*** Opening of Given data ***

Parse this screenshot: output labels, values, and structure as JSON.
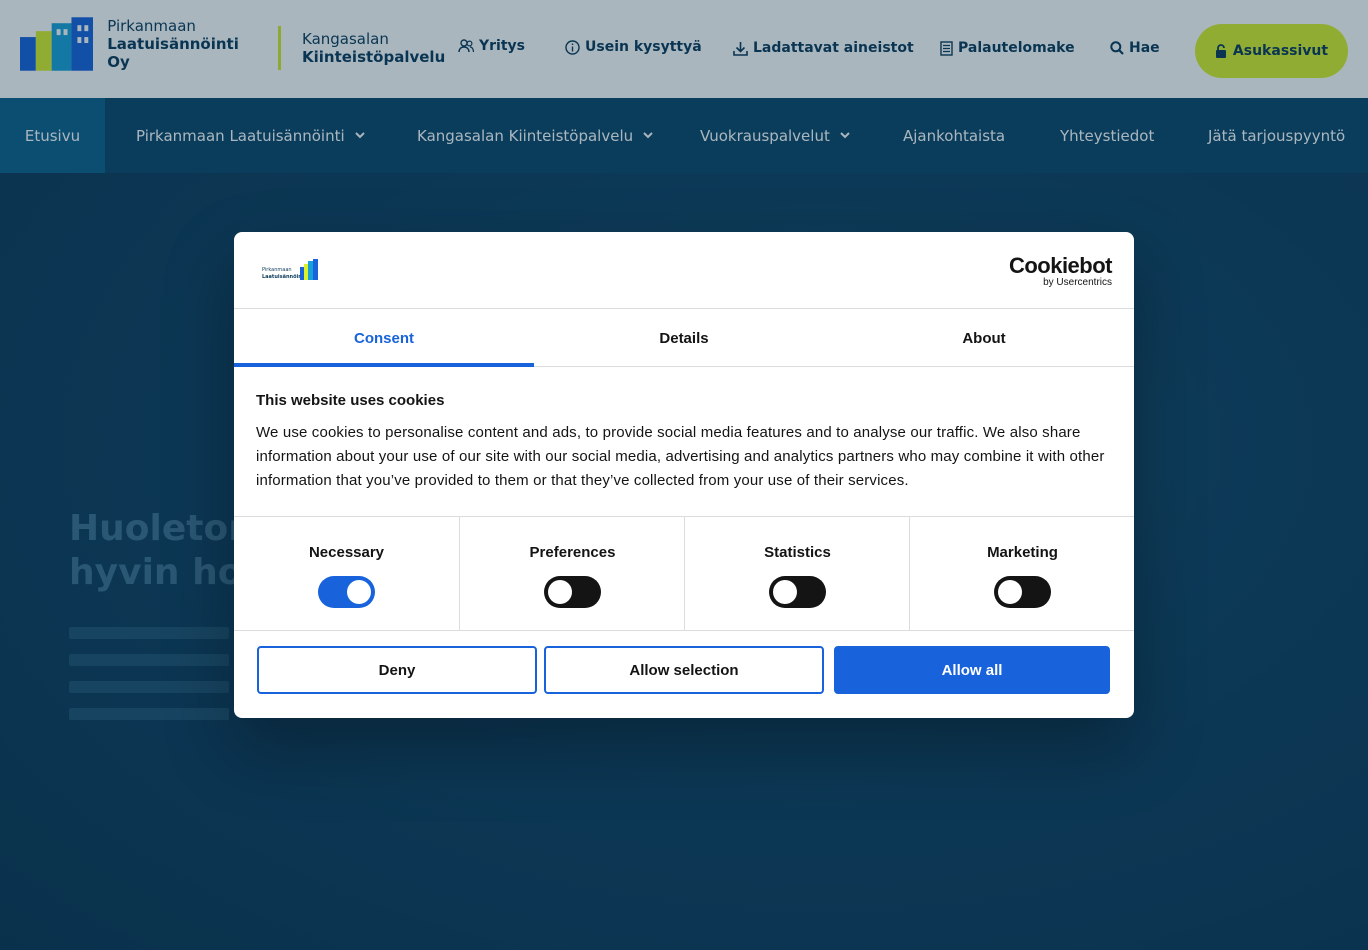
{
  "brand": {
    "logo_line1": "Pirkanmaan",
    "logo_line2": "Laatuisännöinti Oy",
    "second_line1": "Kangasalan",
    "second_line2": "Kiinteistöpalvelu",
    "accent_color": "#d9f02a",
    "primary_color": "#0c3a5a"
  },
  "toplinks": [
    {
      "label": "Yritys",
      "icon": "users-icon"
    },
    {
      "label": "Usein kysyttyä",
      "icon": "info-icon"
    },
    {
      "label": "Ladattavat aineistot",
      "icon": "download-icon"
    },
    {
      "label": "Palautelomake",
      "icon": "form-icon"
    },
    {
      "label": "Hae",
      "icon": "search-icon"
    }
  ],
  "resident_button": {
    "label": "Asukassivut",
    "icon": "lock-icon"
  },
  "nav": [
    {
      "label": "Etusivu",
      "active": true,
      "dropdown": false
    },
    {
      "label": "Pirkanmaan Laatuisännöinti",
      "active": false,
      "dropdown": true
    },
    {
      "label": "Kangasalan Kiinteistöpalvelu",
      "active": false,
      "dropdown": true
    },
    {
      "label": "Vuokrauspalvelut",
      "active": false,
      "dropdown": true
    },
    {
      "label": "Ajankohtaista",
      "active": false,
      "dropdown": false
    },
    {
      "label": "Yhteystiedot",
      "active": false,
      "dropdown": false
    },
    {
      "label": "Jätä tarjouspyyntö",
      "active": false,
      "dropdown": false
    }
  ],
  "hero": {
    "title_line1": "Huoleton",
    "title_line2": "hyvin hoid"
  },
  "cookie_dialog": {
    "provider_line1": "Cookiebot",
    "provider_line2": "by Usercentrics",
    "tabs": [
      "Consent",
      "Details",
      "About"
    ],
    "active_tab": "Consent",
    "title": "This website uses cookies",
    "body": "We use cookies to personalise content and ads, to provide social media features and to analyse our traffic. We also share information about your use of our site with our social media, advertising and analytics partners who may combine it with other information that you’ve provided to them or that they’ve collected from your use of their services.",
    "categories": [
      {
        "label": "Necessary",
        "enabled": true
      },
      {
        "label": "Preferences",
        "enabled": false
      },
      {
        "label": "Statistics",
        "enabled": false
      },
      {
        "label": "Marketing",
        "enabled": false
      }
    ],
    "buttons": {
      "deny": "Deny",
      "allow_selection": "Allow selection",
      "allow_all": "Allow all"
    },
    "accent_color": "#1863dc"
  }
}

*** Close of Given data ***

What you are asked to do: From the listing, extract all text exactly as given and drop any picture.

Answer to this problem:
Parse this screenshot: output labels, values, and structure as JSON.
{
  "brand": {
    "logo_line1": "Pirkanmaan",
    "logo_line2": "Laatuisännöinti Oy",
    "second_line1": "Kangasalan",
    "second_line2": "Kiinteistöpalvelu",
    "accent_color": "#d9f02a",
    "primary_color": "#0c3a5a"
  },
  "toplinks": [
    {
      "label": "Yritys",
      "icon": "users-icon"
    },
    {
      "label": "Usein kysyttyä",
      "icon": "info-icon"
    },
    {
      "label": "Ladattavat aineistot",
      "icon": "download-icon"
    },
    {
      "label": "Palautelomake",
      "icon": "form-icon"
    },
    {
      "label": "Hae",
      "icon": "search-icon"
    }
  ],
  "resident_button": {
    "label": "Asukassivut",
    "icon": "lock-icon"
  },
  "nav": [
    {
      "label": "Etusivu",
      "active": true,
      "dropdown": false
    },
    {
      "label": "Pirkanmaan Laatuisännöinti",
      "active": false,
      "dropdown": true
    },
    {
      "label": "Kangasalan Kiinteistöpalvelu",
      "active": false,
      "dropdown": true
    },
    {
      "label": "Vuokrauspalvelut",
      "active": false,
      "dropdown": true
    },
    {
      "label": "Ajankohtaista",
      "active": false,
      "dropdown": false
    },
    {
      "label": "Yhteystiedot",
      "active": false,
      "dropdown": false
    },
    {
      "label": "Jätä tarjouspyyntö",
      "active": false,
      "dropdown": false
    }
  ],
  "hero": {
    "title_line1": "Huoleton",
    "title_line2": "hyvin hoid"
  },
  "cookie_dialog": {
    "provider_line1": "Cookiebot",
    "provider_line2": "by Usercentrics",
    "tabs": [
      "Consent",
      "Details",
      "About"
    ],
    "active_tab": "Consent",
    "title": "This website uses cookies",
    "body": "We use cookies to personalise content and ads, to provide social media features and to analyse our traffic. We also share information about your use of our site with our social media, advertising and analytics partners who may combine it with other information that you’ve provided to them or that they’ve collected from your use of their services.",
    "categories": [
      {
        "label": "Necessary",
        "enabled": true
      },
      {
        "label": "Preferences",
        "enabled": false
      },
      {
        "label": "Statistics",
        "enabled": false
      },
      {
        "label": "Marketing",
        "enabled": false
      }
    ],
    "buttons": {
      "deny": "Deny",
      "allow_selection": "Allow selection",
      "allow_all": "Allow all"
    },
    "accent_color": "#1863dc"
  }
}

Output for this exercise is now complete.